*What is being asked*. Only lines with the string "type" should be returned from the data below.

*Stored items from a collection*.
- - -

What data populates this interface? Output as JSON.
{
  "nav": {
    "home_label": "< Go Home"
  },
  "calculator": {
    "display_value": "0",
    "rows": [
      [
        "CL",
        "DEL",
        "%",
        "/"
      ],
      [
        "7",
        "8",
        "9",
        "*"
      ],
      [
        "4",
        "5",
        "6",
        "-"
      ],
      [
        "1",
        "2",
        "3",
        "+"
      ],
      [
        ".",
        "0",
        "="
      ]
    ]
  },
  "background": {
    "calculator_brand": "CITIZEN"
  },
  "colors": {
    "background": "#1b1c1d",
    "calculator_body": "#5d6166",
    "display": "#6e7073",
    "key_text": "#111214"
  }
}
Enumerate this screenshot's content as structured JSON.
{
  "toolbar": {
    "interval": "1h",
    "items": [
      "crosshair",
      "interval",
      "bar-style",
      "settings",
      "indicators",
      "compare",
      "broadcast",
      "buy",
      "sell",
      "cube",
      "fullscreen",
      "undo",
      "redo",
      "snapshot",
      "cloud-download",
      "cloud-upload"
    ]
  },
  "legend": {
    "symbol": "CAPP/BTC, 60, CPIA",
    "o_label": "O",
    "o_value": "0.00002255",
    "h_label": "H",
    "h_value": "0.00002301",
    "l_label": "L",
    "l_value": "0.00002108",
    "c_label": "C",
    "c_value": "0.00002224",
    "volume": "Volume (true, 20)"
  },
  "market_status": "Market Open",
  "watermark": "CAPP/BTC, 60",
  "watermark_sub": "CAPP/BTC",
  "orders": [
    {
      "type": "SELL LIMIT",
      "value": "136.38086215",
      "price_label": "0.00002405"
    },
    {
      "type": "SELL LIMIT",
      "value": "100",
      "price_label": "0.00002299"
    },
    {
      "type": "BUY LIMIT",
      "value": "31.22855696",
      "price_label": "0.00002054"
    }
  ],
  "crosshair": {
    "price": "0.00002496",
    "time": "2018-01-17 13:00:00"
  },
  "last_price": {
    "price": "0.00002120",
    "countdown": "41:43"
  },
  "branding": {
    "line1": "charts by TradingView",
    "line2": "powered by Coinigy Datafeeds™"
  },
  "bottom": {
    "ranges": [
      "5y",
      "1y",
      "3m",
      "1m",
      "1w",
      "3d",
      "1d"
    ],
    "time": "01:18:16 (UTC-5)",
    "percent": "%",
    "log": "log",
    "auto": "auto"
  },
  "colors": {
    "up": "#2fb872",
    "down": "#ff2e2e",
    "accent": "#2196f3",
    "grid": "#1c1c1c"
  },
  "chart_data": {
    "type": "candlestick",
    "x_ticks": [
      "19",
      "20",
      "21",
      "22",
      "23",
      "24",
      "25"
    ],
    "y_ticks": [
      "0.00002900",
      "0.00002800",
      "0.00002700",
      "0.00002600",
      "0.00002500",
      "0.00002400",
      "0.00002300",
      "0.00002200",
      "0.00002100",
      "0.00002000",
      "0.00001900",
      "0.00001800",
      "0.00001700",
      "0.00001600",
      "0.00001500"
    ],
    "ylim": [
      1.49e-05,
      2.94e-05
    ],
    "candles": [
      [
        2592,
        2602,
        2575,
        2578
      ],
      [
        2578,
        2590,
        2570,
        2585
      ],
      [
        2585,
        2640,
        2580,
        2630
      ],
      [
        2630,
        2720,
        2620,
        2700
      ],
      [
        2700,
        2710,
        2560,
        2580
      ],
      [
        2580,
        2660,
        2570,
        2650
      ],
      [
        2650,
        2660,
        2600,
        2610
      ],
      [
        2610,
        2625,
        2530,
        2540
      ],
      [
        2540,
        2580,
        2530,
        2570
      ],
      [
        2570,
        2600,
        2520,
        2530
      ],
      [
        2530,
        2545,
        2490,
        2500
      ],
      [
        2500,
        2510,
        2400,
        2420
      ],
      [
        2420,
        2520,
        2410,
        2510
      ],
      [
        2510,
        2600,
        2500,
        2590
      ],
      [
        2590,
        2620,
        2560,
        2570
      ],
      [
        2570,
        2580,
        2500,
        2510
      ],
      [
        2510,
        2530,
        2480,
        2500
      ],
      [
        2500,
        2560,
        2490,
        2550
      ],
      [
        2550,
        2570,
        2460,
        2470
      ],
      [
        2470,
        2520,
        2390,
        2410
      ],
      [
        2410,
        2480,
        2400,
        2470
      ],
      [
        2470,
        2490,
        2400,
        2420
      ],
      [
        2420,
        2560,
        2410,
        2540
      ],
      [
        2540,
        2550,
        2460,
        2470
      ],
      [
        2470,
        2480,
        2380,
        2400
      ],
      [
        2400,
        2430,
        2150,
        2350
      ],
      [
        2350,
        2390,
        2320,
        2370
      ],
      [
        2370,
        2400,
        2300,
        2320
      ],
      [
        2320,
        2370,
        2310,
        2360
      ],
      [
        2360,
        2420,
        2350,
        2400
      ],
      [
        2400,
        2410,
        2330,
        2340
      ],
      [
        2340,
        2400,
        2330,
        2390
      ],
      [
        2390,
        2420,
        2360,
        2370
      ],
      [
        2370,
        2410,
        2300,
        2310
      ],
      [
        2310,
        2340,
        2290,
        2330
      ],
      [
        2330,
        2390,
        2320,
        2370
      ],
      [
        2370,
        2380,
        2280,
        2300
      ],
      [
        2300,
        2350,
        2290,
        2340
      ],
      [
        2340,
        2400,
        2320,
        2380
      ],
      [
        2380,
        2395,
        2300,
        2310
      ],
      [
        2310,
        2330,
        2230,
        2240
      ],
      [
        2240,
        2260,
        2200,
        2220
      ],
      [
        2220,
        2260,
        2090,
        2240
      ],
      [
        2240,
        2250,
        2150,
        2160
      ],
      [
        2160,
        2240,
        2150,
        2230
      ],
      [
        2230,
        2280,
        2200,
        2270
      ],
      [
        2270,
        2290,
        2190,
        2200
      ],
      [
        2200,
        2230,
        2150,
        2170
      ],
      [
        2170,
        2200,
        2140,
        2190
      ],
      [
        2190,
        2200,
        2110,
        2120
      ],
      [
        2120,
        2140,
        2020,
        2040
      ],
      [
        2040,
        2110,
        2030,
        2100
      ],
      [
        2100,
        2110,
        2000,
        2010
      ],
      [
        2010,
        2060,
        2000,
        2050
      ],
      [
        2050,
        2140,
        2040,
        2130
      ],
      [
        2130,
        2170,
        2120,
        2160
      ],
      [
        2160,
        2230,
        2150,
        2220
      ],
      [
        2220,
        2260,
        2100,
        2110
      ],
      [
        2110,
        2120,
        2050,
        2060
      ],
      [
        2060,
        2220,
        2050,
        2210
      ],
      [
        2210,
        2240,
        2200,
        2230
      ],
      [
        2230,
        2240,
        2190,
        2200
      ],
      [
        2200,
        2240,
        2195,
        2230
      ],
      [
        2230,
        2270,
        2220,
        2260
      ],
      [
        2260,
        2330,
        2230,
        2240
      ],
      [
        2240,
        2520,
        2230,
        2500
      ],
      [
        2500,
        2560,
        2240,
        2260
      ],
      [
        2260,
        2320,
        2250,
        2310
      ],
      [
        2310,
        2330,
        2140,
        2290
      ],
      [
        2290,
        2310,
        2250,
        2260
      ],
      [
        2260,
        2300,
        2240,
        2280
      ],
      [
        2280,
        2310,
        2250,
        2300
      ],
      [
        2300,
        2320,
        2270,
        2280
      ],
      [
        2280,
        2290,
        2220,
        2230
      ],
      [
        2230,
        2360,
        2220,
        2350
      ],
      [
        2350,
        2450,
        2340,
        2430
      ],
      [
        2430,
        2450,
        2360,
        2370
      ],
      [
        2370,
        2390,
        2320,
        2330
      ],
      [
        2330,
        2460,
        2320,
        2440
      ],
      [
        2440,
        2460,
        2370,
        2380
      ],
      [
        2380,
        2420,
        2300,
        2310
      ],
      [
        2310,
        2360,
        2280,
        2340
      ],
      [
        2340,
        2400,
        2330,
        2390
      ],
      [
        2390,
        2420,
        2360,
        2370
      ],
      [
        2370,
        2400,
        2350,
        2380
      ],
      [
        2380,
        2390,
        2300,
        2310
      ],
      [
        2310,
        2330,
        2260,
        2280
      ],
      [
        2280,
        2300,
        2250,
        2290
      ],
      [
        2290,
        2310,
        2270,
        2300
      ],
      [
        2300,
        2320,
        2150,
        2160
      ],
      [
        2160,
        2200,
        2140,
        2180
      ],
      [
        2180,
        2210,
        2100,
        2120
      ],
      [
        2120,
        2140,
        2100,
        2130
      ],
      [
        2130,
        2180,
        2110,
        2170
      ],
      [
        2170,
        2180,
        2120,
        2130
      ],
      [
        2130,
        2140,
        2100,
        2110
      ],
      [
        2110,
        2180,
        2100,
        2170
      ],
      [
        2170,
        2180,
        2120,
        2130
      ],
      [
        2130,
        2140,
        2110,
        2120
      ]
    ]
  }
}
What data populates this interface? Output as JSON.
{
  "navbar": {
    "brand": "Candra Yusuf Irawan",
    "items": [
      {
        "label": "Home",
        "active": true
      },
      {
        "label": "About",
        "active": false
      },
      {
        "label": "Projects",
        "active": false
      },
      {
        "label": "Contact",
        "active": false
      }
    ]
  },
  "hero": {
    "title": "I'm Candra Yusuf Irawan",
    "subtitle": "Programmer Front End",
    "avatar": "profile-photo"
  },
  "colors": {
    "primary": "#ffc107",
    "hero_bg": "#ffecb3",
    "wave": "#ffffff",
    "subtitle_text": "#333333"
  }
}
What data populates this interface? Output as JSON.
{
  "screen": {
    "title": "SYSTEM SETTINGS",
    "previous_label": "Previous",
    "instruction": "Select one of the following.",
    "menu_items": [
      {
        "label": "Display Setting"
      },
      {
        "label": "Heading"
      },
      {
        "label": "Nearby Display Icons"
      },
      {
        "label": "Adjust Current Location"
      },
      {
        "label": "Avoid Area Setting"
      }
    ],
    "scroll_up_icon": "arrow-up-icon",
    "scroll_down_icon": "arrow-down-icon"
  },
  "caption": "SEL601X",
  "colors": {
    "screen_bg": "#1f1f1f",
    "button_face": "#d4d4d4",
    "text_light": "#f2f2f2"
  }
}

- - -

*Written response*.
      "type": "SELL LIMIT",
      "type": "SELL LIMIT",
      "type": "BUY LIMIT",
    "type": "candlestick",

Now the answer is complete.